DNSPs will increasingly leverage their understanding of their network’s capabilities to help AEMO support system security. Indeed, DNSPs already make the decisions on how AEMO’s load sheading directions are delivered based on local knowledge. DNSPs and AEMO need to ensure that there is a mutual understanding of the state of each network and the requirements to maintain stability. This requires closer cooperation and coordination between the market operator and the DNSPs. Examples of how this cooperation can be developed and strengthened can be found in many places globally. In all overseas examples the market operator does not have an operational role in the distribution system, other than issuing emergency directions during a contingency event.
Access to the market must be cost effective
A key pillar of the OpEN Position Paper is that development of a comprehensive distribution energy market dispatch engine is not required at this stage. Indeed, any market introduced before there is a demonstrated need would require manufactured profit opportunities to entice market participation. This would result in increased prices for customers.

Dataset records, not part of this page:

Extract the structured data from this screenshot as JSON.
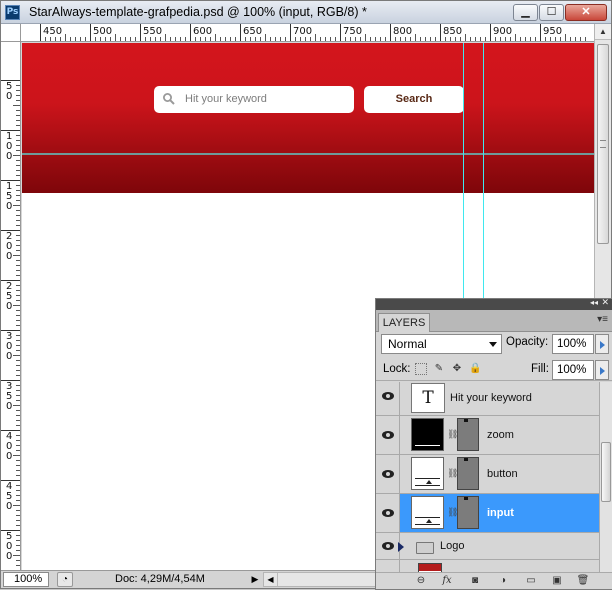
{
  "app": {
    "icon_label": "Ps",
    "document_title": "StarAlways-template-grafpedia.psd @ 100% (input, RGB/8) *"
  },
  "window_controls": {
    "minimize": "▁",
    "maximize": "☐",
    "close": "✕"
  },
  "ruler_h": {
    "labels": [
      "450",
      "500",
      "550",
      "600",
      "650",
      "700",
      "750",
      "800",
      "850",
      "900",
      "950"
    ]
  },
  "ruler_v": {
    "labels": [
      "50",
      "100",
      "150",
      "200",
      "250",
      "300",
      "350",
      "400",
      "450",
      "500"
    ]
  },
  "canvas": {
    "header_color_top": "#d4151c",
    "header_color_bottom": "#7e060a",
    "search_placeholder": "Hit your keyword",
    "search_button_label": "Search",
    "guide_color": "#3fe8ef"
  },
  "status": {
    "zoom": "100%",
    "doc_info": "Doc: 4,29M/4,54M"
  },
  "layers_panel": {
    "tab_label": "LAYERS",
    "blend_mode": "Normal",
    "opacity_label": "Opacity:",
    "opacity_value": "100%",
    "lock_label": "Lock:",
    "fill_label": "Fill:",
    "fill_value": "100%",
    "layers": [
      {
        "name": "Hit your keyword",
        "kind": "text",
        "text_glyph": "T",
        "visible": true,
        "selected": false
      },
      {
        "name": "zoom",
        "kind": "shape",
        "visible": true,
        "selected": false
      },
      {
        "name": "button",
        "kind": "shape",
        "visible": true,
        "selected": false
      },
      {
        "name": "input",
        "kind": "shape",
        "visible": true,
        "selected": true
      },
      {
        "name": "Logo",
        "kind": "group",
        "visible": true,
        "selected": false
      }
    ],
    "selected_color": "#3b99fc",
    "footer_icons": [
      "link-icon",
      "fx-icon",
      "mask-icon",
      "adjustment-icon",
      "group-icon",
      "new-layer-icon",
      "trash-icon"
    ],
    "footer_glyphs": {
      "link": "⊖",
      "fx": "fx",
      "mask": "◙",
      "adjust": "◑",
      "group": "▭",
      "new": "▣",
      "trash": "🗑"
    }
  }
}
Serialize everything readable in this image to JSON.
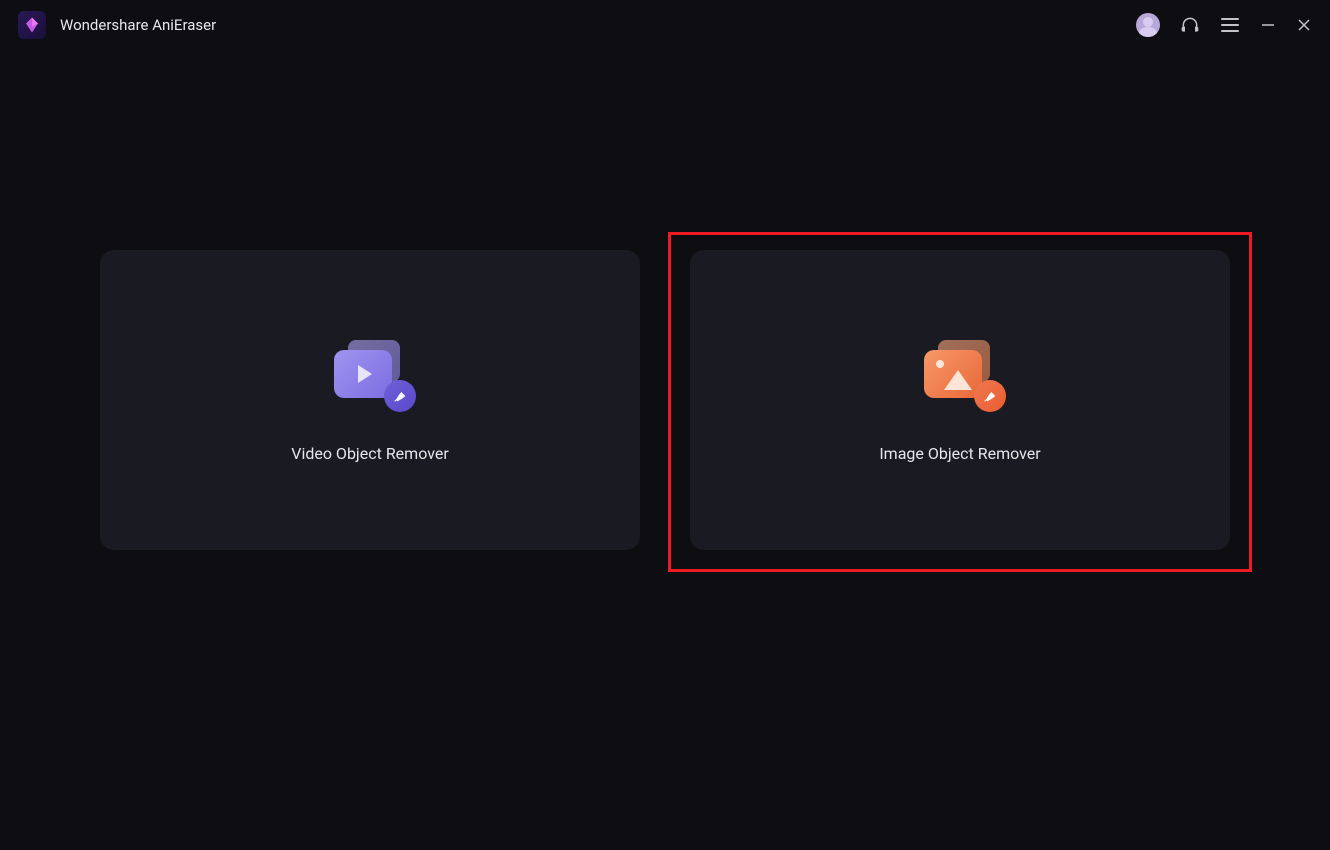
{
  "titlebar": {
    "app_name": "Wondershare AniEraser"
  },
  "cards": {
    "video": {
      "label": "Video Object Remover"
    },
    "image": {
      "label": "Image Object Remover",
      "highlighted": true
    }
  }
}
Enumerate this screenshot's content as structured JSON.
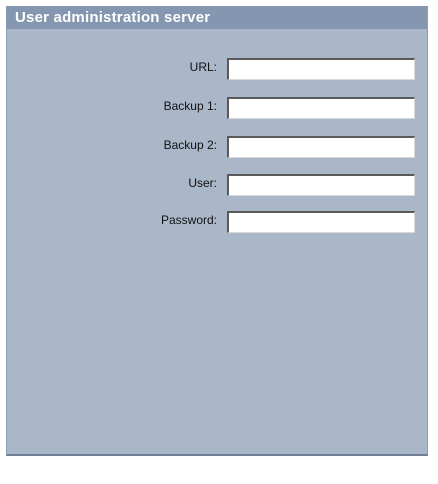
{
  "panel": {
    "title": "User administration server"
  },
  "fields": [
    {
      "label": "URL:",
      "value": "",
      "placeholder": ""
    },
    {
      "label": "Backup 1:",
      "value": "",
      "placeholder": ""
    },
    {
      "label": "Backup 2:",
      "value": "",
      "placeholder": ""
    },
    {
      "label": "User:",
      "value": "",
      "placeholder": ""
    },
    {
      "label": "Password:",
      "value": "",
      "placeholder": ""
    }
  ],
  "colors": {
    "panel_background": "#aab7c9",
    "header_background": "#8596b0",
    "header_text": "#ffffff"
  }
}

Customers should not pay for approaches that do not deliver clear net benefits. DNSPs are bound by regulations to consider the long-term interests of consumers and, viewed through this lens, a rapid move to distribution level markets is not warranted.
DNSPs do need to understand their constraints, the technical requirements of the services to relieve those constraints and the ability to signal their requirements to providers. In other jurisdictions, the ability to signal and use requirements is being undertaken by a mix of parties, including innovative new businesses and retailers.
It is important AEMO continues to optimise and dispatch at the transmission level. At the distribution level, DNSPs will work with aggregators and new third parties to facilitate the development of local constraint platforms – indeed these platforms are already under development. In the future, there may be many parties who can deliver services to manage local constraints.
It is critical that we urgently progress the ‘least regrets’ actions first recommended the Interim OpEN report and re-emphasised in the recent OpEN paper. Top of that list is investing in visibility and monitoring. These key enablers can be delivered in a proportionate and scalable manner and are not dependent on the existence of distribution markets.
It’s important we take an approach that minimises the risk to customers of investing in functionalities that may not deliver overall net benefits. That must be a key consideration as we transition to a smarter energy system.